William McCreary


William Forsythe McCreary (5 May 1855 – 4 May 1904)[1] was a Canadian politician and lawyer. McCreary served as an alderman and the 16th Mayor of Winnipeg and as a Member of the House of Commons of Canada.

William McCreary
16th Mayor of Winnipeg
In office
Succeeded byA.J. Andrews
Member of Parliament
for Selkirk
Preceded byJohn Alexander MacDonell
Succeeded bySamuel Jacob Jackson
Personal details
Born(1855-05-05)5 May 1855[1]
Pakenham, Canada West[1]
Died4 May 1904(1904-05-04) (aged 48)[1]
Ottawa, Ontario, Canada[1]
Spouse(s)Annie Ellis Greene (m. 1882)[1]

McCreary was a lawyer who moved to Manitoba in 1881 where he became a Winnipeg alderman in 1883. He held that city post again in 1884 and 1886 and after a nine-year gap became the city's Mayor for 1897.[1] He also became Commissioner of Immigration that year, noted for his assistance with providing Doukhobors with food supplies in 1898 as they settled in Western Canada.[2]

McCreary was elected to the House of Commons of Canada under the Liberal party in the 1900 federal election at Selkirk electoral district. He served most of his term in the 9th Canadian Parliament until his sudden death at Ottawa's Russell House Hotel on 4 May 1904. A doctor and coroner examining his body concluded that McCreary died of heart disease early that morning. He indicated to some colleagues the previous evening that he was experiencing chest pains, following his attendance in Parliament.[3]

The City of Winnipeg named McCreary Road in his honour.[4] The Rural Municipality of McCreary is also named after him.[1]

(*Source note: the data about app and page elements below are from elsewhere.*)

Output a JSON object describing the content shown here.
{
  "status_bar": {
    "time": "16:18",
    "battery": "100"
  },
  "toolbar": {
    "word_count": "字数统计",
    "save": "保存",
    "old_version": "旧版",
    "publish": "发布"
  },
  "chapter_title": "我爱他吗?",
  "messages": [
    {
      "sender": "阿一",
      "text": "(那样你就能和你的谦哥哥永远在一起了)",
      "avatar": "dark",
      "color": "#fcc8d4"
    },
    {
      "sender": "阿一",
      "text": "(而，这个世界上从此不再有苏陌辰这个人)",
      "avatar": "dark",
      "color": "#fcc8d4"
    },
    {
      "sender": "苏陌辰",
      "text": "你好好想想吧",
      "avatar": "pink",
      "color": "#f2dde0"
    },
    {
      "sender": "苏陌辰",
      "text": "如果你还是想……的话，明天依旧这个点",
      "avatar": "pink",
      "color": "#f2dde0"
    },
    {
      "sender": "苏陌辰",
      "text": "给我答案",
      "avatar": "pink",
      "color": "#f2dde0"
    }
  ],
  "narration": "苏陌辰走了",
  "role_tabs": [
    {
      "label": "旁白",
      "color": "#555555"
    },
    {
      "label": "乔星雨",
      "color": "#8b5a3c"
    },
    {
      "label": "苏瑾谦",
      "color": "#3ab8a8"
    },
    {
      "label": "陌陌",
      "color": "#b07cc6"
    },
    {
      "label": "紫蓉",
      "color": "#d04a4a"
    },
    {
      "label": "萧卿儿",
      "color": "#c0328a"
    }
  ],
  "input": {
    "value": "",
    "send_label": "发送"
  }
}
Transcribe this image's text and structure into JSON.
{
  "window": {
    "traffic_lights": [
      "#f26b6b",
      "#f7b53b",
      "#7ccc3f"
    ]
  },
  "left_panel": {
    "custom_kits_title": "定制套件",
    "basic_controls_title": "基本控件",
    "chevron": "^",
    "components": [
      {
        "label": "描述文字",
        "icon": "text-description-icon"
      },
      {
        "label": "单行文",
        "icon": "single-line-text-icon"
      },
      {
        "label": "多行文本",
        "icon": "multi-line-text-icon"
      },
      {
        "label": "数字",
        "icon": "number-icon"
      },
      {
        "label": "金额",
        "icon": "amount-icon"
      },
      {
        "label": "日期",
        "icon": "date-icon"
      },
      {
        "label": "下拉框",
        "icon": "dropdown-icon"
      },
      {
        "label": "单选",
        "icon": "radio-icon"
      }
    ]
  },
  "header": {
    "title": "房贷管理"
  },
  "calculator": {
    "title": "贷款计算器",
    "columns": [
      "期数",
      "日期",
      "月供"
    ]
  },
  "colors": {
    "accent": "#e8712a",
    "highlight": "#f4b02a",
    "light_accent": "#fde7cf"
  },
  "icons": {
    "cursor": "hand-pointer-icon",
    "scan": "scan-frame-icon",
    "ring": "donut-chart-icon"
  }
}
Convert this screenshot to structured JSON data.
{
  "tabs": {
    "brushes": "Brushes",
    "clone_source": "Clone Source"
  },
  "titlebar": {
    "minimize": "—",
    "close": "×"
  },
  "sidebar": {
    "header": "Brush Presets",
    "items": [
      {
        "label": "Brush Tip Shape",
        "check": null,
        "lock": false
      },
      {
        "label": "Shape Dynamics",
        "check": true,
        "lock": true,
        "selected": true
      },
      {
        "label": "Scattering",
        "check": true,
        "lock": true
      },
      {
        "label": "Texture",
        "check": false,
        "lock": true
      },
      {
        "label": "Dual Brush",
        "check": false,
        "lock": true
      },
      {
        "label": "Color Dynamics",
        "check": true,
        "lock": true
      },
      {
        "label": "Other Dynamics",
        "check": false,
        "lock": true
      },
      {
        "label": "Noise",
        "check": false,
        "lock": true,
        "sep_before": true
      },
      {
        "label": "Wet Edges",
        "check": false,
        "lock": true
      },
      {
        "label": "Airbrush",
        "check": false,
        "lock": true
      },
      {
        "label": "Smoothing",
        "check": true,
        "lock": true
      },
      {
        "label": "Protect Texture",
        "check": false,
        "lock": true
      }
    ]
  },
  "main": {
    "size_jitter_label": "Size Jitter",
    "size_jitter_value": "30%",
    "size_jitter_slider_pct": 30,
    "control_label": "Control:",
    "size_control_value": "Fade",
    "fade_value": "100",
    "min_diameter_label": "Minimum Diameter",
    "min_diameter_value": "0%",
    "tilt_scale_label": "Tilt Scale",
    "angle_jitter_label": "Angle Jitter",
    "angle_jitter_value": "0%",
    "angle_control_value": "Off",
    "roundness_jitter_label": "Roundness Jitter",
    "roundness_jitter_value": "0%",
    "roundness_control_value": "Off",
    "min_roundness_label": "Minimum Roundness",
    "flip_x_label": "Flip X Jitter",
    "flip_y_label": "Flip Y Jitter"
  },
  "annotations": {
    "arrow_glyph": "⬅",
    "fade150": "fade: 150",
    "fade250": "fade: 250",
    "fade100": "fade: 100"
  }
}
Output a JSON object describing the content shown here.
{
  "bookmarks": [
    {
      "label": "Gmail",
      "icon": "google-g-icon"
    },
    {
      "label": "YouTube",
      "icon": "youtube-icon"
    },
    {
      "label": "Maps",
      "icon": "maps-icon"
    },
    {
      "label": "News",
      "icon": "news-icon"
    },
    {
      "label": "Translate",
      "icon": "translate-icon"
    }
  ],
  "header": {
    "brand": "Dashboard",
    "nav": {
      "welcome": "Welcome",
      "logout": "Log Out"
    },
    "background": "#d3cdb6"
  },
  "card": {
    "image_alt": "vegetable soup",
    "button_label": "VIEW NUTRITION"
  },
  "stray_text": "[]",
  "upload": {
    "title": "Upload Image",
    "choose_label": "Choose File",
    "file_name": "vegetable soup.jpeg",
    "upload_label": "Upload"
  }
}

  1. ^ a b c d e f g h Manitoba Historical Society – William Forsythe McCreary
  2. ^ Buyniak, Victor O. (1985). "Doukhobor Immigration: The Potato Dilemma". 38 (2). Saskatchewan History: 72. Retrieved 2 December 2008. {{cite journal}}: Cite journal requires |journal= (help)
  3. ^ "Wm. McCreary's Death". The Globe. 5 May 1904. p. 1.
  4. ^ History in Winnipeg Street Names at Manitoba Historical Society

External linksEdit

  • William McCreary – Parliament of Canada biography